1840 was a very eventful year – however the major milestone was the signing of the Treaty of Waitangi.
The Treaty is New Zealand’s ‘founding document’. It’s a remarkable part of our history that takes its name from the place it was first signed, on 6th February 1840.
The Treaty is an agreement, in Māori and English, that was made between the British Crown and about 540 Māori chiefs.
The growing numbers of British migrants arriving in New Zealand in the late 1830s brought about a need for some sort of formal agreement.
Lieutenant-Governor William Hobson had the task of securing British sovereignty over New Zealand. The Treaty itself was prepared in just a few days. Missionary Henry Williams and his son Edward translated the English draft into Māori overnight on 4 February.
About 500 Māori debated the document for one day and one night before it was signed on 6 February 1840.
Different understandings of the Treaty have long been the subject of debate.
In October 1975, the government created a Tribunal to hear Māori claims of breaches of the Treaty of Waitangi.

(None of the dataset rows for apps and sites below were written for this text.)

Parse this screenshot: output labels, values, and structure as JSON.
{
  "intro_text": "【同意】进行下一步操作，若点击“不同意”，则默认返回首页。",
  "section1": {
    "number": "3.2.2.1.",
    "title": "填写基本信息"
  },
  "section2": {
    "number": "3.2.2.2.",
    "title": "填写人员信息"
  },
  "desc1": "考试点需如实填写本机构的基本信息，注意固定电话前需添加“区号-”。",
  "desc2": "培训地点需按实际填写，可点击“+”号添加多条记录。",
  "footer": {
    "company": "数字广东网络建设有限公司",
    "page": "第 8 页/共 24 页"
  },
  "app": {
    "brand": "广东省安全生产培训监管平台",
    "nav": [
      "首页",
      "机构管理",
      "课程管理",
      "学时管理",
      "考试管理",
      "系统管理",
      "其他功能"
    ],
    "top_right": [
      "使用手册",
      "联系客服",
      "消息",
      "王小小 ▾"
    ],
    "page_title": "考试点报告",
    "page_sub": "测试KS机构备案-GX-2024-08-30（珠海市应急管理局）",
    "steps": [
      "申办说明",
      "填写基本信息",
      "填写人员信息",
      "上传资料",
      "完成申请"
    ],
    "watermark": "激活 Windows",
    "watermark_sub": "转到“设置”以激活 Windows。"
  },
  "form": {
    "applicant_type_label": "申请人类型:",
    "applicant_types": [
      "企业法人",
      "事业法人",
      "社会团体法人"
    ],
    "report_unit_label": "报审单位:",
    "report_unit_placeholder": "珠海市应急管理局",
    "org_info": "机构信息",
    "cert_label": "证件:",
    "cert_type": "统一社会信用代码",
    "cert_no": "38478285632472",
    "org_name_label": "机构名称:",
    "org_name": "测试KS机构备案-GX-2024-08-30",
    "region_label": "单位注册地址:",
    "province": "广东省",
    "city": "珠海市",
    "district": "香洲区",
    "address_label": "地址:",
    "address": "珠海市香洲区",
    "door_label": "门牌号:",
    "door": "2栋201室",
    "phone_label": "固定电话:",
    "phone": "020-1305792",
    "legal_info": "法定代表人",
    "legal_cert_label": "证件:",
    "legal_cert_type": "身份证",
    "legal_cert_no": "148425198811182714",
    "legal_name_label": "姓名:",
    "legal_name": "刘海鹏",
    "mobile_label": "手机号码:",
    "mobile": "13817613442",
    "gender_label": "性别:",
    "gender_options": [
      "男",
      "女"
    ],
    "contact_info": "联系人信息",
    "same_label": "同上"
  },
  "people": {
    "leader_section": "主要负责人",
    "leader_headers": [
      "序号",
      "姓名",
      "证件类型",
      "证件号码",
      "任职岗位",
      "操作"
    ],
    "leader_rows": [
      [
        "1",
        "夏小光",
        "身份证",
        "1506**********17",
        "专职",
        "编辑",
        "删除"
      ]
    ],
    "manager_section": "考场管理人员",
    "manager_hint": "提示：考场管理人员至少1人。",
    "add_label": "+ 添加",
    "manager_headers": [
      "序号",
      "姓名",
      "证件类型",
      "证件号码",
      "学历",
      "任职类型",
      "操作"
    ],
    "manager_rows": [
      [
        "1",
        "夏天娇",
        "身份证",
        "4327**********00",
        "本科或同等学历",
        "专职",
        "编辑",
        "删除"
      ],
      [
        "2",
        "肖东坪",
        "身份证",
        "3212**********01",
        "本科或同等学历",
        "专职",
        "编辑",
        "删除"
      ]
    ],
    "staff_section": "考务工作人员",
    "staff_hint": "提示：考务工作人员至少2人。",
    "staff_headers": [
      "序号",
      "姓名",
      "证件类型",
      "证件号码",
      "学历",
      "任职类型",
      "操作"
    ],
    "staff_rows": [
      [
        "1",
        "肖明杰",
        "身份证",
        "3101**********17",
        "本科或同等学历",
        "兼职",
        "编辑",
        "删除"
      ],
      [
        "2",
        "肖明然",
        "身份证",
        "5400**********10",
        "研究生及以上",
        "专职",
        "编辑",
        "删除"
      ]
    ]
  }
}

Today it’s common to refer to the intention, spirit or principles of the Treaty rather than the treaty itself.